The biggest deterrents to collaboration I have seen are lack of proper software/tools, management’s aversion to change, and antiquated company structure. To drill down a little into each – without the kind of software I mentioned above for file sharing and data management it can very difficult to share work between engineers and can lead to wasted effort (on work that has already been done), project delays (if a file cannot be found when needed), or prototyping problems and actual wasted money (if the wrong part version is made on accident). When it comes to management there are often fears to make change that would actually improve engineering collaboration (some warranted and others not). And lastly, in terms of company structure, it is often the case that different departments were originally strongly siloed apart, and remained that way for years or decades. A company may have always kept electrical engineers separate from mechanical; but as more and more projects become “smart & enabled”, and the lines blur between disciplines, it is even more important that we all work together.
What are 5 best practices you’d recommend companies adopt to improve the way their engineers collaborate?

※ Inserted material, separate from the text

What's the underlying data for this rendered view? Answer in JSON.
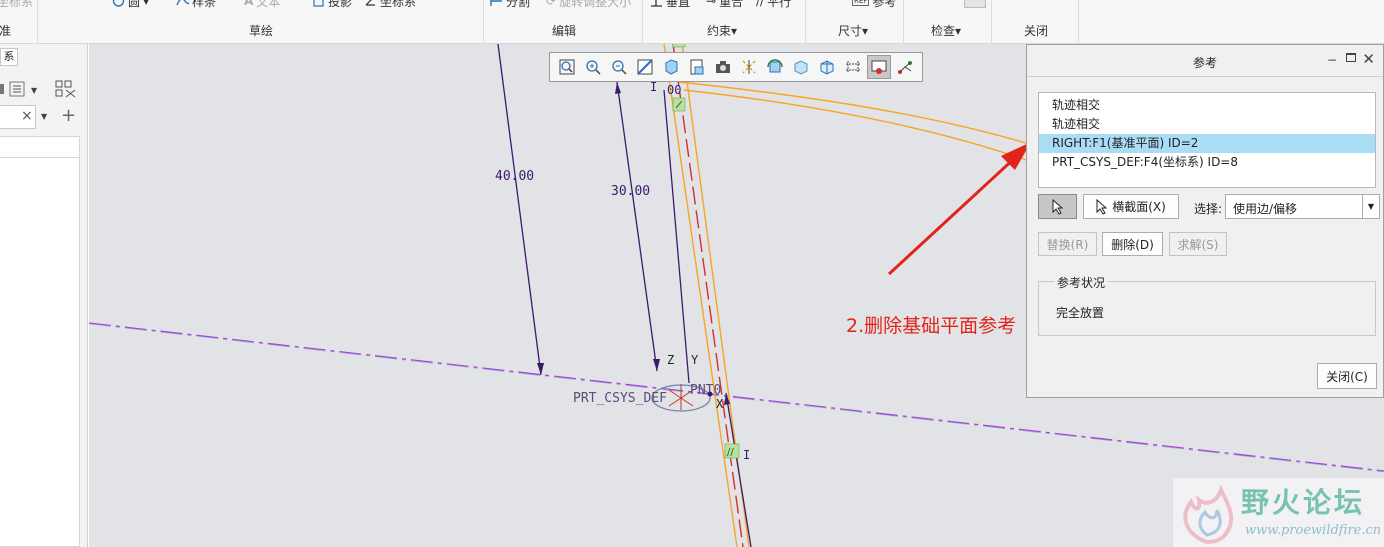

To improve engineering collaboration I would recommend trying these things first: increase communication, share tools across all disciplines, improve file and data access, make prototyping possible for everyone, and refine the design review process. In terms of communication, it helps to have more access to each other (especially when not co-located) so that ideas and updates can be shared across the team. It does not necessarily need to be an instant messenger like Slack, but at least having and “open door” policy to outreach can certainly help. For tool and file sharing, make sure all engineers have a seat to Fusion360 or SolidWorks and PDM (or for electrical or molding try to have those add-in tools available). Prototyping is an important part of progress and understanding across engineers and disciplines so if everyone can make and/or hold the newest design prototype it allows teams to progress faster and more efficiently. Lastly, for design reviews, make sure that all of the necessary parties are included (but no more) and come out with a strong plan for everything that works and needs to be changed.
What are the top 3 trends you see shaping the future of mechanical engineering? How can engineers prepare for this future?
In terms of the future of mechanical engineering, I see us taking generative design and similar tools (utilizing artificial intelligence, machine learning), cloud computing and storage for ease of work and collaboration, and next generation 3D printing and Additive Manufacturing to the next level. The use of AI/ML for generative design and topology optimization (like Ntopology for example) has just really started to take off and that will allow us to create previously painstaking or impossible designs and use those for lighter, stronger, cheaper, more interesting looking parts and products. Again the use of the cloud for software and file sharing will only get more advanced and allow for quicker, easier, and better outcomes when working together in local or distributed teams. And last but not least, the things that are possible now with 3D printing are incredible and they will only advance at an exponential rate going forward. The combination of these trends will allow for the most advanced 3D designs to be created by mechanical engineers of the future, collaborated on and shared instantly anywhere in the world, and then 3D printed local using the latest technology. So what can engineers do to prepare for this future? Be a part of it, use these tools and technologies however and whenever one can, and if not simply using them be someone who helps create the newest versions and make the future possible now!